-------- DATA EXTRACTS
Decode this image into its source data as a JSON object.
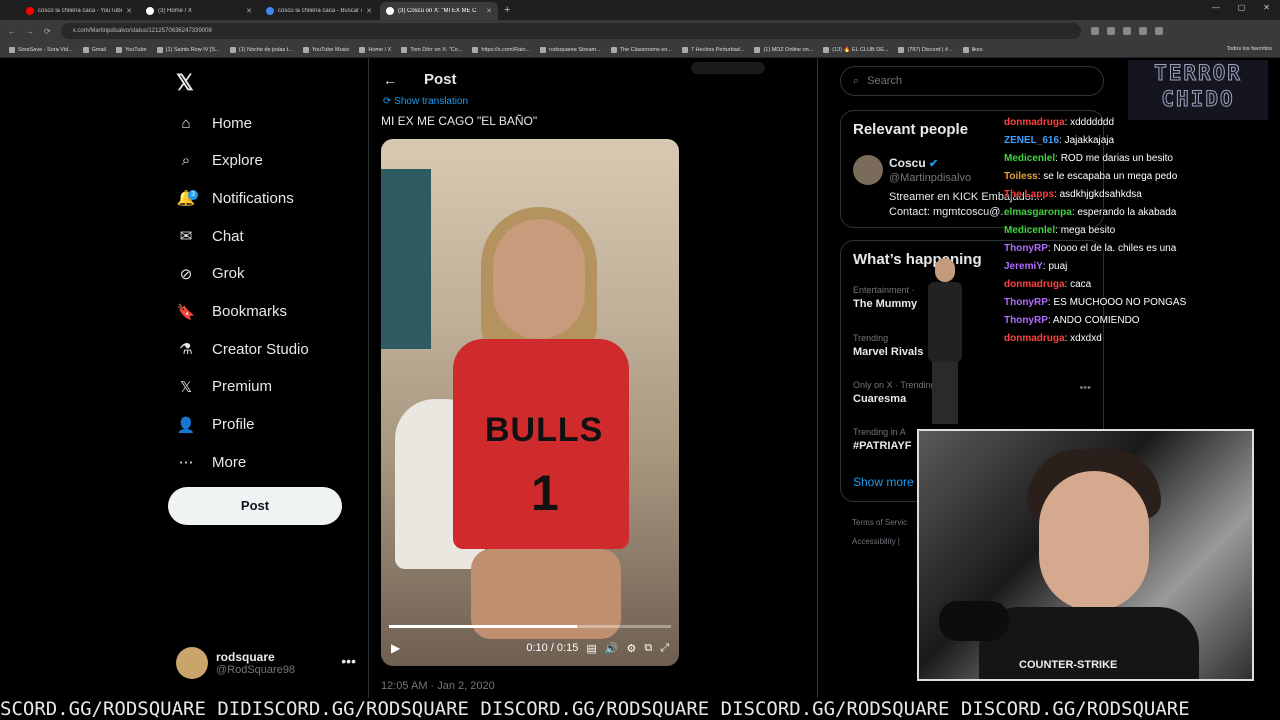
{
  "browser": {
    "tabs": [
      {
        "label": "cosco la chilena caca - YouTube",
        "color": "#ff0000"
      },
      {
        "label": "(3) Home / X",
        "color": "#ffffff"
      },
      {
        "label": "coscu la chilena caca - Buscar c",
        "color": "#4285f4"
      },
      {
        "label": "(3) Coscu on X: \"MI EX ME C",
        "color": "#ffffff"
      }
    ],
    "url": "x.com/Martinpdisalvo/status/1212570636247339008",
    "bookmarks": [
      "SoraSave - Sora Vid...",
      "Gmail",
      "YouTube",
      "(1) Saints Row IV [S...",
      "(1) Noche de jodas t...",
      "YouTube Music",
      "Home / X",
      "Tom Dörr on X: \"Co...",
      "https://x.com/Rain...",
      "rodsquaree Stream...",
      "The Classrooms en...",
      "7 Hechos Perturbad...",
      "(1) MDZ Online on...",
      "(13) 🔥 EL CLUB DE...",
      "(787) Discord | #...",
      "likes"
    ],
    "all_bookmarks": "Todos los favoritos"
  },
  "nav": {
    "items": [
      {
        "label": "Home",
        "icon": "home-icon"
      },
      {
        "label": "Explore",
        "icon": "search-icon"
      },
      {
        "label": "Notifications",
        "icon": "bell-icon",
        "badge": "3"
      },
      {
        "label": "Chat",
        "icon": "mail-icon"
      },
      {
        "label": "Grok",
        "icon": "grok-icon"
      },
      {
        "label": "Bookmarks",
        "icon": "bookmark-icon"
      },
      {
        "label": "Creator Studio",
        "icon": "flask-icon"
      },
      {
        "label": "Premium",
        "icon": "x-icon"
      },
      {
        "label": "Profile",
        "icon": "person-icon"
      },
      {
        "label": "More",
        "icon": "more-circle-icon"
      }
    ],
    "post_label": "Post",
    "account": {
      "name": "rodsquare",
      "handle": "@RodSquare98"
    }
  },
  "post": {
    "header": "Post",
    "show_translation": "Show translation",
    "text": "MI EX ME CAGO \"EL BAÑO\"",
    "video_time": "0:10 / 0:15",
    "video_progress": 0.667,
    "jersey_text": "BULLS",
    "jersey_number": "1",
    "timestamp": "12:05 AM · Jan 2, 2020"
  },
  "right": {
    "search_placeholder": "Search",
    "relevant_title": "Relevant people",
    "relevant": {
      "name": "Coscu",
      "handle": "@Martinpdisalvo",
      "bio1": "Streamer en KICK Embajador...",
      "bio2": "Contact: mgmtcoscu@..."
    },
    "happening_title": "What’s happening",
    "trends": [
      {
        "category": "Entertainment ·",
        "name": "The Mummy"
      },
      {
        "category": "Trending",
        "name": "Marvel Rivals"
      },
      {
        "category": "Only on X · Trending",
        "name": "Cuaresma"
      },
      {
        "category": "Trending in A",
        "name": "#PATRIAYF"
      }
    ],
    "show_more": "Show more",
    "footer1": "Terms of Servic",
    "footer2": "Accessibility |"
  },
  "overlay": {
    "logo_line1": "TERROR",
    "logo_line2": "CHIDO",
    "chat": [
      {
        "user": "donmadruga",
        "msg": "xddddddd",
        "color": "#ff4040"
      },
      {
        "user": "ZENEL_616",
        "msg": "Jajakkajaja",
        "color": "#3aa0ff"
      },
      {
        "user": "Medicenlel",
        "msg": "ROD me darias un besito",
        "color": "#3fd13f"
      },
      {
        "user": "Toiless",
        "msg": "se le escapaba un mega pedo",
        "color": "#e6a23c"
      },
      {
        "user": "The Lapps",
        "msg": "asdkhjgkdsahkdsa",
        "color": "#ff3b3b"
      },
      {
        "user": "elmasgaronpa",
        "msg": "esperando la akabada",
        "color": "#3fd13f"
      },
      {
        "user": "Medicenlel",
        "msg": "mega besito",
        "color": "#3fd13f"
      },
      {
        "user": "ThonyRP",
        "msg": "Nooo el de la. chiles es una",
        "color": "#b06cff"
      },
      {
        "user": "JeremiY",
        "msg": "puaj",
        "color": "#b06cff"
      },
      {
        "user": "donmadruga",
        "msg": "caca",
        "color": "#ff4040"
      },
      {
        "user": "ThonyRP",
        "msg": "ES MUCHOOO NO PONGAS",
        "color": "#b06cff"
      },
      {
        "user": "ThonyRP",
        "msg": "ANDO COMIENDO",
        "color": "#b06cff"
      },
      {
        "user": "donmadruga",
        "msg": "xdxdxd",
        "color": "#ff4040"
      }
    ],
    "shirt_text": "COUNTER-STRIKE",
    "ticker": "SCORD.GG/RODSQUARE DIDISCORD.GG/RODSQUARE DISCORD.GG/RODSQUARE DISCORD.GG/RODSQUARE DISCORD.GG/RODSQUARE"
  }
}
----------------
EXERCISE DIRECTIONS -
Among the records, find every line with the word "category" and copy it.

ANSWER FOR THE TASK -
        "category": "Entertainment ·",
        "category": "Trending",
        "category": "Only on X · Trending",
        "category": "Trending in A",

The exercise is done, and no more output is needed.